***** INPUT *****

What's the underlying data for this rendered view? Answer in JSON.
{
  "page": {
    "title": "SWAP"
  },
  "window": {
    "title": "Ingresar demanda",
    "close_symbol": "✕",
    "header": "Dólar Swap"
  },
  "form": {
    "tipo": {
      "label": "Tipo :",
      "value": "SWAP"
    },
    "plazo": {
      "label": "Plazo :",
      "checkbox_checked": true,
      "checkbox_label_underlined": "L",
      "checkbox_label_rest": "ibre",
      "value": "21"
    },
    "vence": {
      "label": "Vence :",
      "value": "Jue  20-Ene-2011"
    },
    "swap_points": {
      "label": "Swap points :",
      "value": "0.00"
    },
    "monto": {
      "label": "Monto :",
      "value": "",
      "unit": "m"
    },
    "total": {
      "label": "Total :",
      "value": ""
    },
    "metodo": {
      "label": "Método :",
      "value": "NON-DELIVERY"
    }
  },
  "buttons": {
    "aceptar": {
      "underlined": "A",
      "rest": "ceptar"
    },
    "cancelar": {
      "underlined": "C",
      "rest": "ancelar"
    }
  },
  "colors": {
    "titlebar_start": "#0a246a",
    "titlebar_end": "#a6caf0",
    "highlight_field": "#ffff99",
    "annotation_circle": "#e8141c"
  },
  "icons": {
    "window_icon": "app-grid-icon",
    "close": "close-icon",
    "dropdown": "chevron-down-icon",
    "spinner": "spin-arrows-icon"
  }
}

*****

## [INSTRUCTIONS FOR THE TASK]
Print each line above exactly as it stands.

## [TASK ANSWER]
What's the underlying data for this rendered view? Answer in JSON.
{
  "page": {
    "title": "SWAP"
  },
  "window": {
    "title": "Ingresar demanda",
    "close_symbol": "✕",
    "header": "Dólar Swap"
  },
  "form": {
    "tipo": {
      "label": "Tipo :",
      "value": "SWAP"
    },
    "plazo": {
      "label": "Plazo :",
      "checkbox_checked": true,
      "checkbox_label_underlined": "L",
      "checkbox_label_rest": "ibre",
      "value": "21"
    },
    "vence": {
      "label": "Vence :",
      "value": "Jue  20-Ene-2011"
    },
    "swap_points": {
      "label": "Swap points :",
      "value": "0.00"
    },
    "monto": {
      "label": "Monto :",
      "value": "",
      "unit": "m"
    },
    "total": {
      "label": "Total :",
      "value": ""
    },
    "metodo": {
      "label": "Método :",
      "value": "NON-DELIVERY"
    }
  },
  "buttons": {
    "aceptar": {
      "underlined": "A",
      "rest": "ceptar"
    },
    "cancelar": {
      "underlined": "C",
      "rest": "ancelar"
    }
  },
  "colors": {
    "titlebar_start": "#0a246a",
    "titlebar_end": "#a6caf0",
    "highlight_field": "#ffff99",
    "annotation_circle": "#e8141c"
  },
  "icons": {
    "window_icon": "app-grid-icon",
    "close": "close-icon",
    "dropdown": "chevron-down-icon",
    "spinner": "spin-arrows-icon"
  }
}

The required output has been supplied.